## Work order
Which lines of the data below include the string "bastadetodo"? Return each of them.

(Supplied records Opens)

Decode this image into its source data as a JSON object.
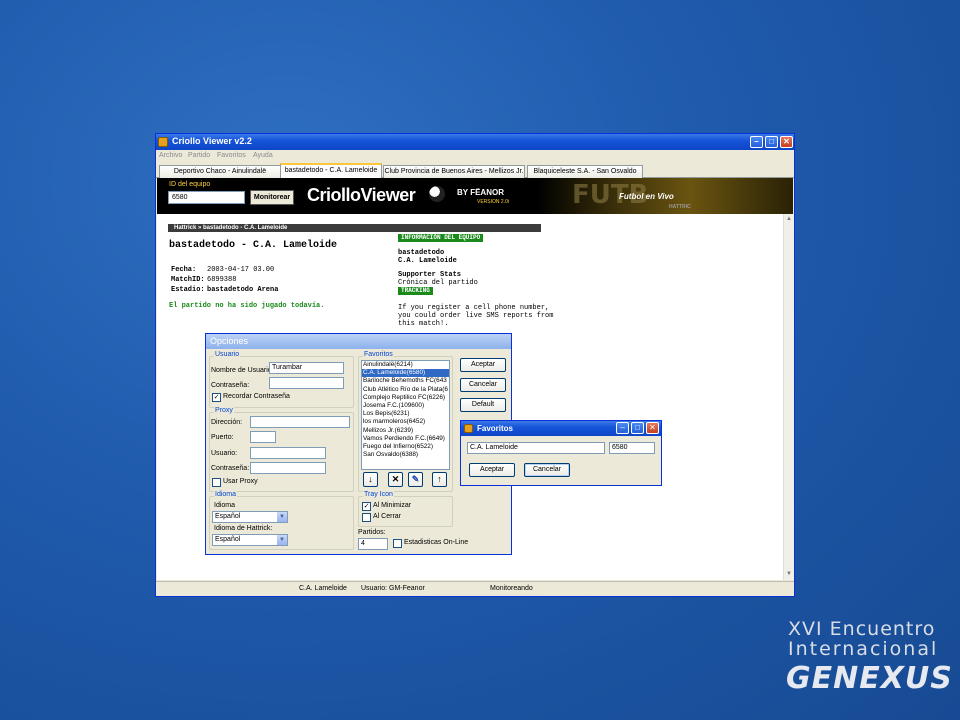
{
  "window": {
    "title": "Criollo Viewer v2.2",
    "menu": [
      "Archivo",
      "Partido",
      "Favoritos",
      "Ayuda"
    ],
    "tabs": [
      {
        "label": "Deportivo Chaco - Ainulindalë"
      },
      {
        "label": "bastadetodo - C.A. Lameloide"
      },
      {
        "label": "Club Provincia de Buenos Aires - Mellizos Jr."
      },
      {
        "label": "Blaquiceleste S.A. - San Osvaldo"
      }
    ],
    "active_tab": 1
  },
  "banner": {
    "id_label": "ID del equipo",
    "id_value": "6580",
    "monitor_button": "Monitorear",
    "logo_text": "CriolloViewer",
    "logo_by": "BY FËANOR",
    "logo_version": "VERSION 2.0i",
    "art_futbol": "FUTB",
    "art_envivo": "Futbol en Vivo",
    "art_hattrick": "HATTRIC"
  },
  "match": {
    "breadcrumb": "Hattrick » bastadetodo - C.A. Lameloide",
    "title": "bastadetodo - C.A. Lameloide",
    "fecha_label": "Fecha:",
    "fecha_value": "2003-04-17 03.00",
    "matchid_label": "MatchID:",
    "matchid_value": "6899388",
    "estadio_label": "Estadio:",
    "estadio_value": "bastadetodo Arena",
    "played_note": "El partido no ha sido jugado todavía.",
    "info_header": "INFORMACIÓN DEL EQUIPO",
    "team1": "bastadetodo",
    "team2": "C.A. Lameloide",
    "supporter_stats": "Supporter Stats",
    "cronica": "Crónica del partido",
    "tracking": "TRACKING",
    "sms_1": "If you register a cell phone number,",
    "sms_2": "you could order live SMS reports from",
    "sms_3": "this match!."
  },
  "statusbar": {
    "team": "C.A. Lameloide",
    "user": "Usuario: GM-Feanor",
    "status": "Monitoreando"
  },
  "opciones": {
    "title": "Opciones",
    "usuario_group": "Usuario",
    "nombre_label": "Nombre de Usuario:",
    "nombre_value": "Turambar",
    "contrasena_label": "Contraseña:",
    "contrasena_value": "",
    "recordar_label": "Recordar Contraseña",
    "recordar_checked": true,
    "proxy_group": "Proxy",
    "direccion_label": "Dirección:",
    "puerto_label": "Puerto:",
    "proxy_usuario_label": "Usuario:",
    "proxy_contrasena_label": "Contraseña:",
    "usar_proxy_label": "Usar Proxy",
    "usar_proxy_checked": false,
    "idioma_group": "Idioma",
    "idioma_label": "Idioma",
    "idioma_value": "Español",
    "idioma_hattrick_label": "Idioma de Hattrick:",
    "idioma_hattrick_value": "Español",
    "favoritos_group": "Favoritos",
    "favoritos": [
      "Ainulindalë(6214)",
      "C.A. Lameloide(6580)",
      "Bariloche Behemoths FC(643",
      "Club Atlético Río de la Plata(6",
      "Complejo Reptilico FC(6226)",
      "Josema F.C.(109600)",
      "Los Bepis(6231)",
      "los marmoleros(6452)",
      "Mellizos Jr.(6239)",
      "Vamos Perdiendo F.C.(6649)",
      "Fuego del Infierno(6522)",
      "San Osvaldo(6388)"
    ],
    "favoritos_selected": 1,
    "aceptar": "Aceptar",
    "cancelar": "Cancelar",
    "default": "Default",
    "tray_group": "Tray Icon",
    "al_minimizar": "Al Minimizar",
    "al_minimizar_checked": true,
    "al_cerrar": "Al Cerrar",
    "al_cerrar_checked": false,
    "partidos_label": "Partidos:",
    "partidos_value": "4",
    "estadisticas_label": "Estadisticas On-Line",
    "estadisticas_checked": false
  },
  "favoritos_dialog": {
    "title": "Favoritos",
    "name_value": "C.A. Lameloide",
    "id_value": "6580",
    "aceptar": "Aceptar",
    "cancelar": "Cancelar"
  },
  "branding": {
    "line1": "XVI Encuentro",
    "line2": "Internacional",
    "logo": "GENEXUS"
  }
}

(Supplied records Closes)

## Answer below
        "label": "bastadetodo - C.A. Lameloide"
    "breadcrumb": "Hattrick » bastadetodo - C.A. Lameloide",
    "title": "bastadetodo - C.A. Lameloide",
    "estadio_value": "bastadetodo Arena",
    "team1": "bastadetodo",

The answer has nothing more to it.